“On November 7, 2000, American voters went to the polls in what turned out to be one of the closest presidential contests in U.S. history — an election campaign during which there was a notable absence of serious discussion of the al Qaeda threat or terrorism. Election night became a 36-day legal fight. Until the Supreme Court’s 5-4 ruling on December 12 and Vice President Al Gore’s concession, no one knew whether Gore or his Republican opponent, Texas Governor George W. Bush, would become president in 2001.
“The dispute over the election and the 36-day delay cut in half the normal transition period.
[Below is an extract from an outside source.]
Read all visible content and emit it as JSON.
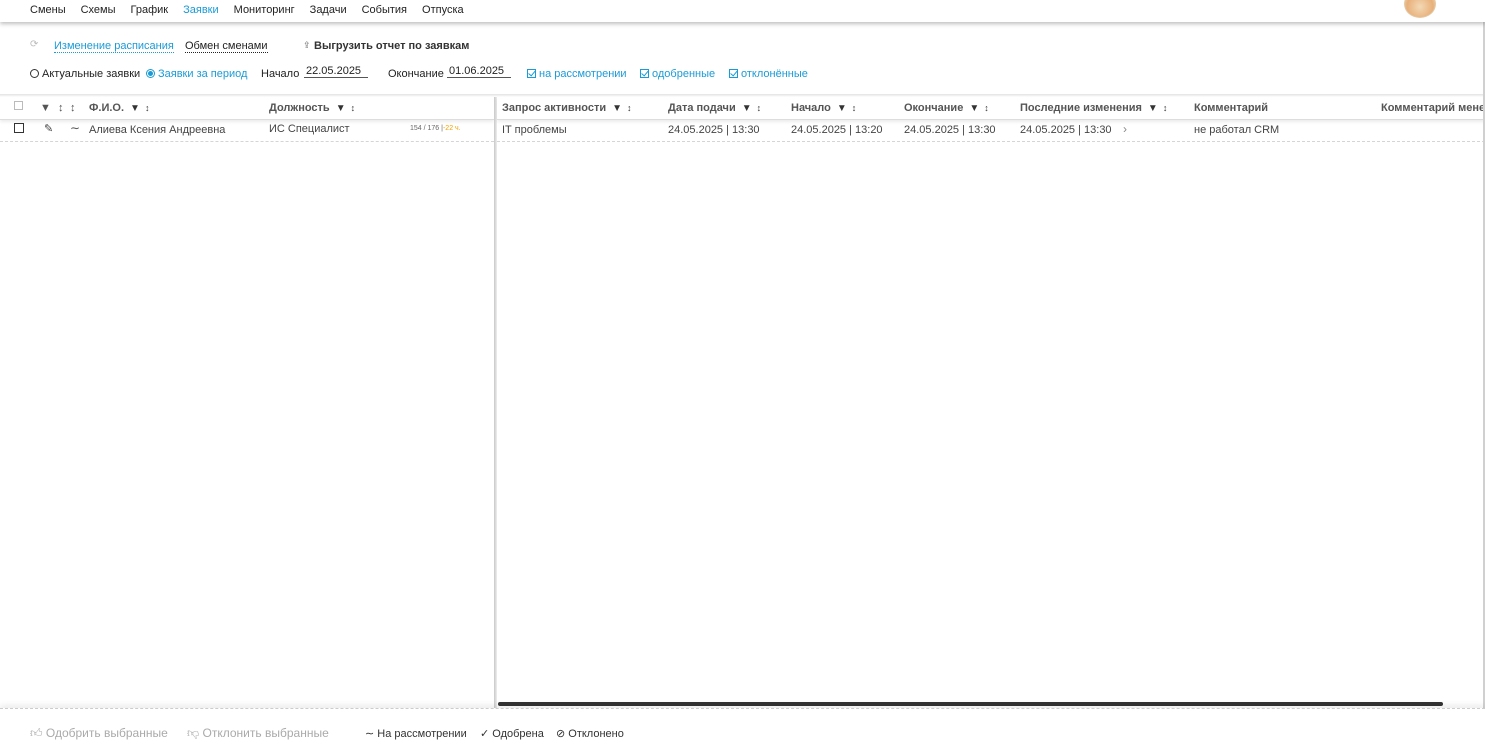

Given that a presidential election in the United States brings wholesale change in personnel, this loss of time hampered the new administration in identifying, recruiting, clearing, and obtaining Senate confirmation of key appointees,” according to section 6.4 in the 9/11 Commission Report.
On Nov. 3, 2020, the nation went back to the polls, and 20 years